Combating Laminitis

Although advances in laminitis have been made during the past 15 years, what we’ve really learned is that we don’t know a lot, Dr. Raul Bras told Summit attendees.

“All of the information we’ve been able to collect helps us put the puzzle together,” says the farrier and veterinarian at Rood & Riddle Equine Hospital in Lexington, Ky. “I wish we could prevent laminitis. Obviously, that’s not possible. It still remains the second leading cause of death in horses. We need to understand the mechanisms and whatever failure that horse is going through.”

While there are varied treatments, the adversarial dichotomy between veterinarians and farriers has to be put aside for the sake of the horse.

“There’s a lot of debate when it comes to laminitis,” Bras says. “There’s no other solution. You’re going to have to have your vet work with you, and you’re going to have to have your farrier work with you.”

Because the treatment goals and strategies are different at each stage of laminitis, Bras conducts an examination of the horse, an external examination of the foot, conducts radiology, checks foot support, weighs medication choices and advises strict stall rest.

“I find out more just talking with the client than getting to the horse right away,” he says. “If you even have doubts that this horse is going through any stage of laminitis, just rest the horse until you find a solution.”

Whether you are a farrier or a vet, Bras says the clients always are his main concern.

“I say this because you want to get a better idea of whom you are dealing with,” he says. “These are the people who will hold you back. Clients have to be part of the team.”

Using Acrylics For Hoof Repair

If you decide to repair hoof walls with acrylics, you better be committed, says Smithtown, N.Y., farrier Gary Werner.

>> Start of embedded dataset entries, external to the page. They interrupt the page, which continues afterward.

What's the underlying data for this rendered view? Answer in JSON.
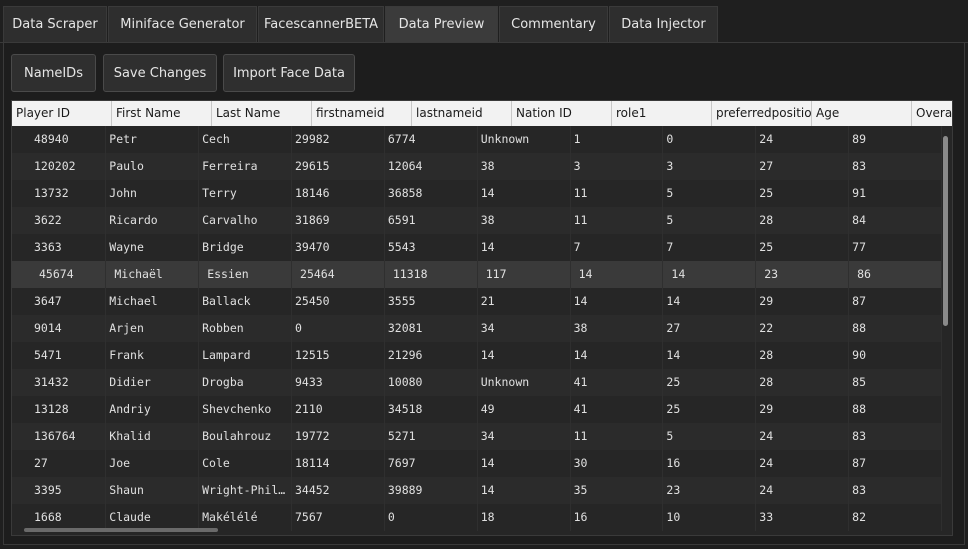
{
  "tabs": [
    {
      "label": "Data Scraper",
      "active": false
    },
    {
      "label": "Miniface Generator",
      "active": false
    },
    {
      "label": "FacescannerBETA",
      "active": false
    },
    {
      "label": "Data Preview",
      "active": true
    },
    {
      "label": "Commentary",
      "active": false
    },
    {
      "label": "Data Injector",
      "active": false
    }
  ],
  "toolbar": {
    "nameids_label": "NameIDs",
    "save_label": "Save Changes",
    "import_label": "Import Face Data"
  },
  "table": {
    "columns": [
      "Player ID",
      "First Name",
      "Last Name",
      "firstnameid",
      "lastnameid",
      "Nation ID",
      "role1",
      "preferredposition",
      "Age",
      "Overall"
    ],
    "selected_row": 5,
    "rows": [
      [
        "48940",
        "Petr",
        "Cech",
        "29982",
        "6774",
        "Unknown",
        "1",
        "0",
        "24",
        "89"
      ],
      [
        "120202",
        "Paulo",
        "Ferreira",
        "29615",
        "12064",
        "38",
        "3",
        "3",
        "27",
        "83"
      ],
      [
        "13732",
        "John",
        "Terry",
        "18146",
        "36858",
        "14",
        "11",
        "5",
        "25",
        "91"
      ],
      [
        "3622",
        "Ricardo",
        "Carvalho",
        "31869",
        "6591",
        "38",
        "11",
        "5",
        "28",
        "84"
      ],
      [
        "3363",
        "Wayne",
        "Bridge",
        "39470",
        "5543",
        "14",
        "7",
        "7",
        "25",
        "77"
      ],
      [
        "45674",
        "Michaël",
        "Essien",
        "25464",
        "11318",
        "117",
        "14",
        "14",
        "23",
        "86"
      ],
      [
        "3647",
        "Michael",
        "Ballack",
        "25450",
        "3555",
        "21",
        "14",
        "14",
        "29",
        "87"
      ],
      [
        "9014",
        "Arjen",
        "Robben",
        "0",
        "32081",
        "34",
        "38",
        "27",
        "22",
        "88"
      ],
      [
        "5471",
        "Frank",
        "Lampard",
        "12515",
        "21296",
        "14",
        "14",
        "14",
        "28",
        "90"
      ],
      [
        "31432",
        "Didier",
        "Drogba",
        "9433",
        "10080",
        "Unknown",
        "41",
        "25",
        "28",
        "85"
      ],
      [
        "13128",
        "Andriy",
        "Shevchenko",
        "2110",
        "34518",
        "49",
        "41",
        "25",
        "29",
        "88"
      ],
      [
        "136764",
        "Khalid",
        "Boulahrouz",
        "19772",
        "5271",
        "34",
        "11",
        "5",
        "24",
        "83"
      ],
      [
        "27",
        "Joe",
        "Cole",
        "18114",
        "7697",
        "14",
        "30",
        "16",
        "24",
        "87"
      ],
      [
        "3395",
        "Shaun",
        "Wright-Phillips",
        "34452",
        "39889",
        "14",
        "35",
        "23",
        "24",
        "83"
      ],
      [
        "1668",
        "Claude",
        "Makélélé",
        "7567",
        "0",
        "18",
        "16",
        "10",
        "33",
        "82"
      ]
    ]
  }
}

“Once you start doing this, there’s no turning around,” he says. “Don’t make a commitment to it if you’re not comfortable with it or it’s going to back you into a corner. If your intuition tells you not to do it, then don’t.”

Most hoof wall repairs result from injuries during energy absorption.

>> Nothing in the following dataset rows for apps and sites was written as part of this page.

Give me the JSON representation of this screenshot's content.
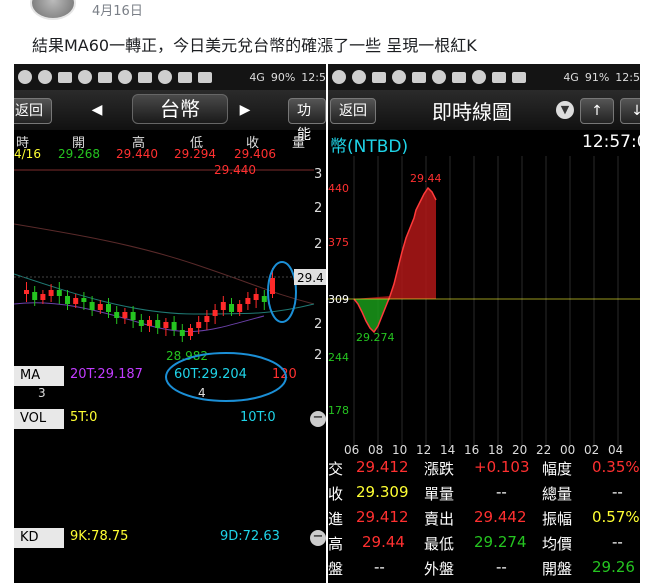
{
  "post": {
    "date": "4月16日",
    "text": "結果MA60一轉正，今日美元兌台幣的確漲了一些 呈現一根紅K"
  },
  "left": {
    "status": {
      "battery": "90%",
      "time": "12:5",
      "signal": "4G"
    },
    "header": {
      "back_label": "返回",
      "title": "台幣",
      "func_label": "功能"
    },
    "quote_labels": [
      "時",
      "開",
      "高",
      "低",
      "收",
      "量"
    ],
    "quote_values": [
      "4/16",
      "29.268",
      "29.440",
      "29.294",
      "29.406",
      ""
    ],
    "right_axis_labels": [
      "3",
      "2",
      "2",
      "29.4",
      "2",
      "2"
    ],
    "annotations": {
      "high": "29.440",
      "low": "28.982"
    },
    "ma": {
      "tag": "MA",
      "ma20": "20T:29.187",
      "ma60": "60T:29.204",
      "ma120": "120"
    },
    "x_labels": [
      "3",
      "4"
    ],
    "vol": {
      "tag": "VOL",
      "v5": "5T:0",
      "v10": "10T:0"
    },
    "kd": {
      "tag": "KD",
      "k": "9K:78.75",
      "d": "9D:72.63"
    },
    "colors": {
      "up": "#ff2a2a",
      "down": "#25c420",
      "ma20": "#c23cff",
      "ma60": "#1fd4e8",
      "circle": "#1b8fd6"
    }
  },
  "right": {
    "status": {
      "battery": "91%",
      "time": "12:5",
      "signal": "4G"
    },
    "header": {
      "back_label": "返回",
      "title": "即時線圖",
      "up_label": "↑",
      "down_label": "↓"
    },
    "symbol": "幣(NTBD)",
    "time": "12:57:0",
    "y_labels": [
      "440",
      "375",
      "309",
      "244",
      "178"
    ],
    "peak": "29.44",
    "trough": "29.274",
    "x_labels": [
      "06",
      "08",
      "10",
      "12",
      "14",
      "16",
      "18",
      "20",
      "22",
      "00",
      "02",
      "04"
    ],
    "table": [
      [
        {
          "t": "交",
          "c": "#fff"
        },
        {
          "t": "29.412",
          "c": "#ff3030"
        },
        {
          "t": "漲跌",
          "c": "#fff"
        },
        {
          "t": "+0.103",
          "c": "#ff3030"
        },
        {
          "t": "幅度",
          "c": "#fff"
        },
        {
          "t": "0.35%",
          "c": "#ff3030"
        }
      ],
      [
        {
          "t": "收",
          "c": "#fff"
        },
        {
          "t": "29.309",
          "c": "#ffff33"
        },
        {
          "t": "單量",
          "c": "#fff"
        },
        {
          "t": "--",
          "c": "#fff"
        },
        {
          "t": "總量",
          "c": "#fff"
        },
        {
          "t": "--",
          "c": "#fff"
        }
      ],
      [
        {
          "t": "進",
          "c": "#fff"
        },
        {
          "t": "29.412",
          "c": "#ff3030"
        },
        {
          "t": "賣出",
          "c": "#fff"
        },
        {
          "t": "29.442",
          "c": "#ff3030"
        },
        {
          "t": "振幅",
          "c": "#fff"
        },
        {
          "t": "0.57%",
          "c": "#ffff33"
        }
      ],
      [
        {
          "t": "高",
          "c": "#fff"
        },
        {
          "t": "29.44",
          "c": "#ff3030"
        },
        {
          "t": "最低",
          "c": "#fff"
        },
        {
          "t": "29.274",
          "c": "#25c420"
        },
        {
          "t": "均價",
          "c": "#fff"
        },
        {
          "t": "--",
          "c": "#fff"
        }
      ],
      [
        {
          "t": "盤",
          "c": "#fff"
        },
        {
          "t": "--",
          "c": "#fff"
        },
        {
          "t": "外盤",
          "c": "#fff"
        },
        {
          "t": "--",
          "c": "#fff"
        },
        {
          "t": "開盤",
          "c": "#fff"
        },
        {
          "t": "29.26",
          "c": "#25c420"
        }
      ]
    ]
  }
}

“Most horses need repair on the front feet,” Werner says. “The vertical lift is higher than the hinds. It’s easier to make repairs on the hind foot, but if it’s a medial repair, that too is more difficult than lateral.”

Werner uses a slow-set acrylic to make it easier to move it around, but don’t forget the Play-Doh.

“Play-Doh is essential,” he says. “It’s a dam. It acts as a retaining wall when you use acrylics. If you don’t cover your crease with Play-Doh and the acrylic gets on top of that crease, you’ll bend more nails trying to find that hole.”

The key to properly using acrylics is having a game plan.

“The whole thing is preparation,” Werner says. “Knowing your environment, compression relationship, vertical velocity, whether the footing is bad, whether the slide is nonexistent. Put all those things together and see what you have.”

Shoeing The Performance Horse

Four farriers — two from North America and two from Europe — conducted an intensive panel discussion on laminitis in the performance horse.

Ronald Aalders of The Netherlands; Dave Farley of Coshocton, Ohio; Steve Teichman of Unionville, Pa.; and Grant Moon of Staffordshire, United Kingdom, weighed how farriers from both sides of the pond approach shoeing horses that compete in intercontinental events.

That’s A Wrap

Bob Smith of the Pacific Coast Horseshoeing School in Plymouth, Calif., wrapped up the 11th Annual Hoof-Care Summit with an inspirational talk about the farriery industry.

“It’s amazing to realize that in one location, you could talk with farriers with 10,000 years of shoeing experience,” Smith says.

“There’s a difference between successful people and unsuccessful people,” he says. “Successful people have a vision for their life and they work on it every day.”

Now that the 2014 International Hoof-Care Summit has wrapped up, how will it change your own practice? Share your thoughts below.